Reproduce the full set of records that follow, exactly as shown.

Entries from a dataset of interfaces:
-=-=-=-=-

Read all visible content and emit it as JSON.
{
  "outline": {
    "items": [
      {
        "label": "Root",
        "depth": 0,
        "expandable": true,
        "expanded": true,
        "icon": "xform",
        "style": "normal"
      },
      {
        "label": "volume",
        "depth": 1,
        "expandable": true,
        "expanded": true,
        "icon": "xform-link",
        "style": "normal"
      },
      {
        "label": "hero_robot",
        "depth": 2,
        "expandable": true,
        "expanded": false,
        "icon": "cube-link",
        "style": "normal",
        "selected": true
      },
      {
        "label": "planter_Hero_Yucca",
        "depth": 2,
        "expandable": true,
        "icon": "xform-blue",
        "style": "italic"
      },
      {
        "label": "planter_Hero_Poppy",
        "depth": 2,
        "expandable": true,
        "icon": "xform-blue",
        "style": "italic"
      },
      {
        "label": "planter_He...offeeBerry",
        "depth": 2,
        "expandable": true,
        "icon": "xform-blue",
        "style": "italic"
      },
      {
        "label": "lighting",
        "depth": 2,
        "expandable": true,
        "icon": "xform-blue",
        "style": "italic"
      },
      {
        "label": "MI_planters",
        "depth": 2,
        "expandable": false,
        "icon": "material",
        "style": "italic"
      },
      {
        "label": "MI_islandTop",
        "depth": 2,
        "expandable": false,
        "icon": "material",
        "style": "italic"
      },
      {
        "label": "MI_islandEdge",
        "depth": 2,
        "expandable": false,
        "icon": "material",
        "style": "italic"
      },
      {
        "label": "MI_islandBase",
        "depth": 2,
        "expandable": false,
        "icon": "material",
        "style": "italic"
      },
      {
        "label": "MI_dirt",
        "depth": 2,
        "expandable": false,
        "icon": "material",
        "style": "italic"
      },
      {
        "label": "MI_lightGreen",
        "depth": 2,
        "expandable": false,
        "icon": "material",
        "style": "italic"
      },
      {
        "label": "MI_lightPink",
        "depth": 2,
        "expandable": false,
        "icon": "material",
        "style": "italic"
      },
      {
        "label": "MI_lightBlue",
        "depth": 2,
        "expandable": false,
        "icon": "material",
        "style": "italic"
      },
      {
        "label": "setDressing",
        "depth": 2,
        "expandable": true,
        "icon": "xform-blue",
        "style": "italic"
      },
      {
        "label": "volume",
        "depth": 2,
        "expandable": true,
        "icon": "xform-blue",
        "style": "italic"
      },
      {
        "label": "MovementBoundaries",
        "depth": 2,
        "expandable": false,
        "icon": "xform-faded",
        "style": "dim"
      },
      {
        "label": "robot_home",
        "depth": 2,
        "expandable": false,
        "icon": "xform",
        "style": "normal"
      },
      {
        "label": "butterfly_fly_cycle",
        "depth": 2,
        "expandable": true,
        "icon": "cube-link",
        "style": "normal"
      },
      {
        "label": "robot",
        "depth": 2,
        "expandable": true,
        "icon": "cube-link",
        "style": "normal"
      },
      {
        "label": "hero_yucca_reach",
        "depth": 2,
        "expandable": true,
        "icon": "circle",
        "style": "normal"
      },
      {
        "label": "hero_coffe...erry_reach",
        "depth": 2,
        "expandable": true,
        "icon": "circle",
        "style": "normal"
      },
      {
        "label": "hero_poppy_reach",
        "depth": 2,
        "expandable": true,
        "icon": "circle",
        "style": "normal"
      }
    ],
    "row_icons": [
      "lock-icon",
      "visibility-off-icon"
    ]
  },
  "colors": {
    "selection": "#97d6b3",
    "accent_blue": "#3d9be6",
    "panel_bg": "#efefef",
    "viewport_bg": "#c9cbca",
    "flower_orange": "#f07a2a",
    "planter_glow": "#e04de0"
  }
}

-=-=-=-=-

#### ANSWER BOX:
Read all visible content and emit it as JSON.
{
  "outline": {
    "items": [
      {
        "label": "Root",
        "depth": 0,
        "expandable": true,
        "expanded": true,
        "icon": "xform",
        "style": "normal"
      },
      {
        "label": "volume",
        "depth": 1,
        "expandable": true,
        "expanded": true,
        "icon": "xform-link",
        "style": "normal"
      },
      {
        "label": "hero_robot",
        "depth": 2,
        "expandable": true,
        "expanded": false,
        "icon": "cube-link",
        "style": "normal",
        "selected": true
      },
      {
        "label": "planter_Hero_Yucca",
        "depth": 2,
        "expandable": true,
        "icon": "xform-blue",
        "style": "italic"
      },
      {
        "label": "planter_Hero_Poppy",
        "depth": 2,
        "expandable": true,
        "icon": "xform-blue",
        "style": "italic"
      },
      {
        "label": "planter_He...offeeBerry",
        "depth": 2,
        "expandable": true,
        "icon": "xform-blue",
        "style": "italic"
      },
      {
        "label": "lighting",
        "depth": 2,
        "expandable": true,
        "icon": "xform-blue",
        "style": "italic"
      },
      {
        "label": "MI_planters",
        "depth": 2,
        "expandable": false,
        "icon": "material",
        "style": "italic"
      },
      {
        "label": "MI_islandTop",
        "depth": 2,
        "expandable": false,
        "icon": "material",
        "style": "italic"
      },
      {
        "label": "MI_islandEdge",
        "depth": 2,
        "expandable": false,
        "icon": "material",
        "style": "italic"
      },
      {
        "label": "MI_islandBase",
        "depth": 2,
        "expandable": false,
        "icon": "material",
        "style": "italic"
      },
      {
        "label": "MI_dirt",
        "depth": 2,
        "expandable": false,
        "icon": "material",
        "style": "italic"
      },
      {
        "label": "MI_lightGreen",
        "depth": 2,
        "expandable": false,
        "icon": "material",
        "style": "italic"
      },
      {
        "label": "MI_lightPink",
        "depth": 2,
        "expandable": false,
        "icon": "material",
        "style": "italic"
      },
      {
        "label": "MI_lightBlue",
        "depth": 2,
        "expandable": false,
        "icon": "material",
        "style": "italic"
      },
      {
        "label": "setDressing",
        "depth": 2,
        "expandable": true,
        "icon": "xform-blue",
        "style": "italic"
      },
      {
        "label": "volume",
        "depth": 2,
        "expandable": true,
        "icon": "xform-blue",
        "style": "italic"
      },
      {
        "label": "MovementBoundaries",
        "depth": 2,
        "expandable": false,
        "icon": "xform-faded",
        "style": "dim"
      },
      {
        "label": "robot_home",
        "depth": 2,
        "expandable": false,
        "icon": "xform",
        "style": "normal"
      },
      {
        "label": "butterfly_fly_cycle",
        "depth": 2,
        "expandable": true,
        "icon": "cube-link",
        "style": "normal"
      },
      {
        "label": "robot",
        "depth": 2,
        "expandable": true,
        "icon": "cube-link",
        "style": "normal"
      },
      {
        "label": "hero_yucca_reach",
        "depth": 2,
        "expandable": true,
        "icon": "circle",
        "style": "normal"
      },
      {
        "label": "hero_coffe...erry_reach",
        "depth": 2,
        "expandable": true,
        "icon": "circle",
        "style": "normal"
      },
      {
        "label": "hero_poppy_reach",
        "depth": 2,
        "expandable": true,
        "icon": "circle",
        "style": "normal"
      }
    ],
    "row_icons": [
      "lock-icon",
      "visibility-off-icon"
    ]
  },
  "colors": {
    "selection": "#97d6b3",
    "accent_blue": "#3d9be6",
    "panel_bg": "#efefef",
    "viewport_bg": "#c9cbca",
    "flower_orange": "#f07a2a",
    "planter_glow": "#e04de0"
  }
}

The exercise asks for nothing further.